BEGIN RECORD EXTRACTS
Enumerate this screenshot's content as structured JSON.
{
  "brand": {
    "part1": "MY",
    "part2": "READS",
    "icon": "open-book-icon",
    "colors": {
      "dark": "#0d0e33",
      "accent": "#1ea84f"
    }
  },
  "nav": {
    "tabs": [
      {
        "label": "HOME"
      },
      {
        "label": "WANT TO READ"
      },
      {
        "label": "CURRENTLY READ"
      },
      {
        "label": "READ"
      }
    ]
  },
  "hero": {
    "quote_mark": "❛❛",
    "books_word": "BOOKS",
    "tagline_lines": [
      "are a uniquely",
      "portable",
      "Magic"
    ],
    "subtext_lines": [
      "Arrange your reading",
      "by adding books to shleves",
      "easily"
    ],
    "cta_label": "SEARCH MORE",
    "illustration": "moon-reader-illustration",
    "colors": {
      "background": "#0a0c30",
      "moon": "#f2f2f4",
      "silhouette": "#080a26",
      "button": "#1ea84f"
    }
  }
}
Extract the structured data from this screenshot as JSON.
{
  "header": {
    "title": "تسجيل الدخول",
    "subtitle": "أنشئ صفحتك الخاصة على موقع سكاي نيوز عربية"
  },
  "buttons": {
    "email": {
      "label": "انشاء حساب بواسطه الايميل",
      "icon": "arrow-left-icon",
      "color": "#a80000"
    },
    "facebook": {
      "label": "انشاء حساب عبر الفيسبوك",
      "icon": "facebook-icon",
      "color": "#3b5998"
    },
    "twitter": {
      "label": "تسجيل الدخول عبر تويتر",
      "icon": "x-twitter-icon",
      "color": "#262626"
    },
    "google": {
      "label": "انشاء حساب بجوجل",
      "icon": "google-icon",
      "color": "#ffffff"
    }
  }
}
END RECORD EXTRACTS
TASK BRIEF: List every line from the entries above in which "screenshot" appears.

SOLUTION BELOW:
Enumerate this screenshot's content as structured JSON.
Extract the structured data from this screenshot as JSON.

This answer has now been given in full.